### Work to be completed
The entries are to be output once more, word for word.

### Dataset rows describing interfaces
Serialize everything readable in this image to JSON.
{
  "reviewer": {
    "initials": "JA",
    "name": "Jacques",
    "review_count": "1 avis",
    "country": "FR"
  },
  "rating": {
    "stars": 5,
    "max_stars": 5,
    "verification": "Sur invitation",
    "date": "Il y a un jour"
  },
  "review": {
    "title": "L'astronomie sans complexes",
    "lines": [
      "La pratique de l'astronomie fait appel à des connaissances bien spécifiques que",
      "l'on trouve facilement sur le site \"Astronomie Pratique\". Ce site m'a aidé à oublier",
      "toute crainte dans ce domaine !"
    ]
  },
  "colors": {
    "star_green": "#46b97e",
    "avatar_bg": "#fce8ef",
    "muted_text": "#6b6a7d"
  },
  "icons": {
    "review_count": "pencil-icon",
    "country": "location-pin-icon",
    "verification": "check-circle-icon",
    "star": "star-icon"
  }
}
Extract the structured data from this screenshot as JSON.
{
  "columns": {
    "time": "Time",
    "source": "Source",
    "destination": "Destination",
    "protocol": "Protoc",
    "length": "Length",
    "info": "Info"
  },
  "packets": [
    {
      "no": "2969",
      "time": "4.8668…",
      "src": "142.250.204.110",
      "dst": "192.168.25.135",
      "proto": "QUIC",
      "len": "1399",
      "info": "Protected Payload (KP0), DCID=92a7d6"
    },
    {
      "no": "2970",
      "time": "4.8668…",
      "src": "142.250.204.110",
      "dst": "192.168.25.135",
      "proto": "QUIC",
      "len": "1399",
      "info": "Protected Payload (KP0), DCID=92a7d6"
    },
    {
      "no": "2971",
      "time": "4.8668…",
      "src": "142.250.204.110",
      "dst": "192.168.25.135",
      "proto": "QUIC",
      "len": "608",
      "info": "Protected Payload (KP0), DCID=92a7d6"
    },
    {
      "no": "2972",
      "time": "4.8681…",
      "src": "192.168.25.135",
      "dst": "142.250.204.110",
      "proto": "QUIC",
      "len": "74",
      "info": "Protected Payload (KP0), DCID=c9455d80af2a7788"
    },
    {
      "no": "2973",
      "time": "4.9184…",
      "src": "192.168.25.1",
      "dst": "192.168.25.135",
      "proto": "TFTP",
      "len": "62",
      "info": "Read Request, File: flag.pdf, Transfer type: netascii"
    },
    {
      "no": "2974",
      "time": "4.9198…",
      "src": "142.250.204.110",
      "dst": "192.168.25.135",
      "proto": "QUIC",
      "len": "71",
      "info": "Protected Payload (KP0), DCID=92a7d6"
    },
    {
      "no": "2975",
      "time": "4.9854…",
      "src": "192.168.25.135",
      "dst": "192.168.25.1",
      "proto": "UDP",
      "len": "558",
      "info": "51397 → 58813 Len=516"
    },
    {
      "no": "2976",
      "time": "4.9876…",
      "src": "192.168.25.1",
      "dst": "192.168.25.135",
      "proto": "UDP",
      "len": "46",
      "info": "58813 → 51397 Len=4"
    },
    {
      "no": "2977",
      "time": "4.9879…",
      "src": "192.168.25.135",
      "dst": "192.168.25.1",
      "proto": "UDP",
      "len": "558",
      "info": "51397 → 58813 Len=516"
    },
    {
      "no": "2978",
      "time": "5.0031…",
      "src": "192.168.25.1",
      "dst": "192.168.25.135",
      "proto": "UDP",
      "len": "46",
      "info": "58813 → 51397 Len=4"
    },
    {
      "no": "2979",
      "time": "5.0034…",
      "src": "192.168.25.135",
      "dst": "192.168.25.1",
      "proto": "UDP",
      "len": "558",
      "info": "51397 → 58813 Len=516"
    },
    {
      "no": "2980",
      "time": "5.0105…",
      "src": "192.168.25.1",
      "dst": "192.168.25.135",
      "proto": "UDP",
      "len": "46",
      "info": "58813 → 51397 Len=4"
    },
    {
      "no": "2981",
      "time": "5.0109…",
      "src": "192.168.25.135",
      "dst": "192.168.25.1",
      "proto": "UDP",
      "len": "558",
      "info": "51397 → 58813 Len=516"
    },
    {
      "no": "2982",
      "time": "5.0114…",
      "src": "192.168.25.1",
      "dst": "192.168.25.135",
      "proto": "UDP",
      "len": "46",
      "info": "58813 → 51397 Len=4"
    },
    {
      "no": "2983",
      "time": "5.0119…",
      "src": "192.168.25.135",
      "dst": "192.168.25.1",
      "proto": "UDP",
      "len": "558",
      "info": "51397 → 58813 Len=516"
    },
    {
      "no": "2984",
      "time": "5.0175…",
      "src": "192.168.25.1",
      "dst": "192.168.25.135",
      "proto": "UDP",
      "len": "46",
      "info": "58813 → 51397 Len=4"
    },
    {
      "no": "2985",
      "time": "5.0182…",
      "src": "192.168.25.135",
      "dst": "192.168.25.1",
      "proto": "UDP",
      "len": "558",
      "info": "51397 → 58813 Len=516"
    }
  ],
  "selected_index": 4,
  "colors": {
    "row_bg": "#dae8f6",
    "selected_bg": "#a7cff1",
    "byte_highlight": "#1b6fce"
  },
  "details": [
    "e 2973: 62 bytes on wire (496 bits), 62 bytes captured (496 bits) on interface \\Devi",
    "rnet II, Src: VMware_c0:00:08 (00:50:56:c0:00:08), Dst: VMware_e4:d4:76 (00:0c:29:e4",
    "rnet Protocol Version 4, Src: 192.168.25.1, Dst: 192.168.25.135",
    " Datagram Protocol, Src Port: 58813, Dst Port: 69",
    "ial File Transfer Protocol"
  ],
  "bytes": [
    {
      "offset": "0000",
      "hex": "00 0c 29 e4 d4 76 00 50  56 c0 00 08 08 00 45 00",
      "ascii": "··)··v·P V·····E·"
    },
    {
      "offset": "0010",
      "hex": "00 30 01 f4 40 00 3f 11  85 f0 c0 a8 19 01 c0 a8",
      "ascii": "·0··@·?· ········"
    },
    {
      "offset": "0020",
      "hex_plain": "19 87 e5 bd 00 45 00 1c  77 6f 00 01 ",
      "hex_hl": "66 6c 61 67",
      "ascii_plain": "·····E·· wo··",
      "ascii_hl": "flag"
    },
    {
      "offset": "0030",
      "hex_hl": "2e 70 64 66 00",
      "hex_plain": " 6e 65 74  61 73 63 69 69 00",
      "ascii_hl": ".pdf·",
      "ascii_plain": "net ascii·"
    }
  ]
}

### Answer to this task
Serialize everything readable in this image to JSON.
{
  "reviewer": {
    "initials": "JA",
    "name": "Jacques",
    "review_count": "1 avis",
    "country": "FR"
  },
  "rating": {
    "stars": 5,
    "max_stars": 5,
    "verification": "Sur invitation",
    "date": "Il y a un jour"
  },
  "review": {
    "title": "L'astronomie sans complexes",
    "lines": [
      "La pratique de l'astronomie fait appel à des connaissances bien spécifiques que",
      "l'on trouve facilement sur le site \"Astronomie Pratique\". Ce site m'a aidé à oublier",
      "toute crainte dans ce domaine !"
    ]
  },
  "colors": {
    "star_green": "#46b97e",
    "avatar_bg": "#fce8ef",
    "muted_text": "#6b6a7d"
  },
  "icons": {
    "review_count": "pencil-icon",
    "country": "location-pin-icon",
    "verification": "check-circle-icon",
    "star": "star-icon"
  }
}
Extract the structured data from this screenshot as JSON.
{
  "columns": {
    "time": "Time",
    "source": "Source",
    "destination": "Destination",
    "protocol": "Protoc",
    "length": "Length",
    "info": "Info"
  },
  "packets": [
    {
      "no": "2969",
      "time": "4.8668…",
      "src": "142.250.204.110",
      "dst": "192.168.25.135",
      "proto": "QUIC",
      "len": "1399",
      "info": "Protected Payload (KP0), DCID=92a7d6"
    },
    {
      "no": "2970",
      "time": "4.8668…",
      "src": "142.250.204.110",
      "dst": "192.168.25.135",
      "proto": "QUIC",
      "len": "1399",
      "info": "Protected Payload (KP0), DCID=92a7d6"
    },
    {
      "no": "2971",
      "time": "4.8668…",
      "src": "142.250.204.110",
      "dst": "192.168.25.135",
      "proto": "QUIC",
      "len": "608",
      "info": "Protected Payload (KP0), DCID=92a7d6"
    },
    {
      "no": "2972",
      "time": "4.8681…",
      "src": "192.168.25.135",
      "dst": "142.250.204.110",
      "proto": "QUIC",
      "len": "74",
      "info": "Protected Payload (KP0), DCID=c9455d80af2a7788"
    },
    {
      "no": "2973",
      "time": "4.9184…",
      "src": "192.168.25.1",
      "dst": "192.168.25.135",
      "proto": "TFTP",
      "len": "62",
      "info": "Read Request, File: flag.pdf, Transfer type: netascii"
    },
    {
      "no": "2974",
      "time": "4.9198…",
      "src": "142.250.204.110",
      "dst": "192.168.25.135",
      "proto": "QUIC",
      "len": "71",
      "info": "Protected Payload (KP0), DCID=92a7d6"
    },
    {
      "no": "2975",
      "time": "4.9854…",
      "src": "192.168.25.135",
      "dst": "192.168.25.1",
      "proto": "UDP",
      "len": "558",
      "info": "51397 → 58813 Len=516"
    },
    {
      "no": "2976",
      "time": "4.9876…",
      "src": "192.168.25.1",
      "dst": "192.168.25.135",
      "proto": "UDP",
      "len": "46",
      "info": "58813 → 51397 Len=4"
    },
    {
      "no": "2977",
      "time": "4.9879…",
      "src": "192.168.25.135",
      "dst": "192.168.25.1",
      "proto": "UDP",
      "len": "558",
      "info": "51397 → 58813 Len=516"
    },
    {
      "no": "2978",
      "time": "5.0031…",
      "src": "192.168.25.1",
      "dst": "192.168.25.135",
      "proto": "UDP",
      "len": "46",
      "info": "58813 → 51397 Len=4"
    },
    {
      "no": "2979",
      "time": "5.0034…",
      "src": "192.168.25.135",
      "dst": "192.168.25.1",
      "proto": "UDP",
      "len": "558",
      "info": "51397 → 58813 Len=516"
    },
    {
      "no": "2980",
      "time": "5.0105…",
      "src": "192.168.25.1",
      "dst": "192.168.25.135",
      "proto": "UDP",
      "len": "46",
      "info": "58813 → 51397 Len=4"
    },
    {
      "no": "2981",
      "time": "5.0109…",
      "src": "192.168.25.135",
      "dst": "192.168.25.1",
      "proto": "UDP",
      "len": "558",
      "info": "51397 → 58813 Len=516"
    },
    {
      "no": "2982",
      "time": "5.0114…",
      "src": "192.168.25.1",
      "dst": "192.168.25.135",
      "proto": "UDP",
      "len": "46",
      "info": "58813 → 51397 Len=4"
    },
    {
      "no": "2983",
      "time": "5.0119…",
      "src": "192.168.25.135",
      "dst": "192.168.25.1",
      "proto": "UDP",
      "len": "558",
      "info": "51397 → 58813 Len=516"
    },
    {
      "no": "2984",
      "time": "5.0175…",
      "src": "192.168.25.1",
      "dst": "192.168.25.135",
      "proto": "UDP",
      "len": "46",
      "info": "58813 → 51397 Len=4"
    },
    {
      "no": "2985",
      "time": "5.0182…",
      "src": "192.168.25.135",
      "dst": "192.168.25.1",
      "proto": "UDP",
      "len": "558",
      "info": "51397 → 58813 Len=516"
    }
  ],
  "selected_index": 4,
  "colors": {
    "row_bg": "#dae8f6",
    "selected_bg": "#a7cff1",
    "byte_highlight": "#1b6fce"
  },
  "details": [
    "e 2973: 62 bytes on wire (496 bits), 62 bytes captured (496 bits) on interface \\Devi",
    "rnet II, Src: VMware_c0:00:08 (00:50:56:c0:00:08), Dst: VMware_e4:d4:76 (00:0c:29:e4",
    "rnet Protocol Version 4, Src: 192.168.25.1, Dst: 192.168.25.135",
    " Datagram Protocol, Src Port: 58813, Dst Port: 69",
    "ial File Transfer Protocol"
  ],
  "bytes": [
    {
      "offset": "0000",
      "hex": "00 0c 29 e4 d4 76 00 50  56 c0 00 08 08 00 45 00",
      "ascii": "··)··v·P V·····E·"
    },
    {
      "offset": "0010",
      "hex": "00 30 01 f4 40 00 3f 11  85 f0 c0 a8 19 01 c0 a8",
      "ascii": "·0··@·?· ········"
    },
    {
      "offset": "0020",
      "hex_plain": "19 87 e5 bd 00 45 00 1c  77 6f 00 01 ",
      "hex_hl": "66 6c 61 67",
      "ascii_plain": "·····E·· wo··",
      "ascii_hl": "flag"
    },
    {
      "offset": "0030",
      "hex_hl": "2e 70 64 66 00",
      "hex_plain": " 6e 65 74  61 73 63 69 69 00",
      "ascii_hl": ".pdf·",
      "ascii_plain": "net ascii·"
    }
  ]
}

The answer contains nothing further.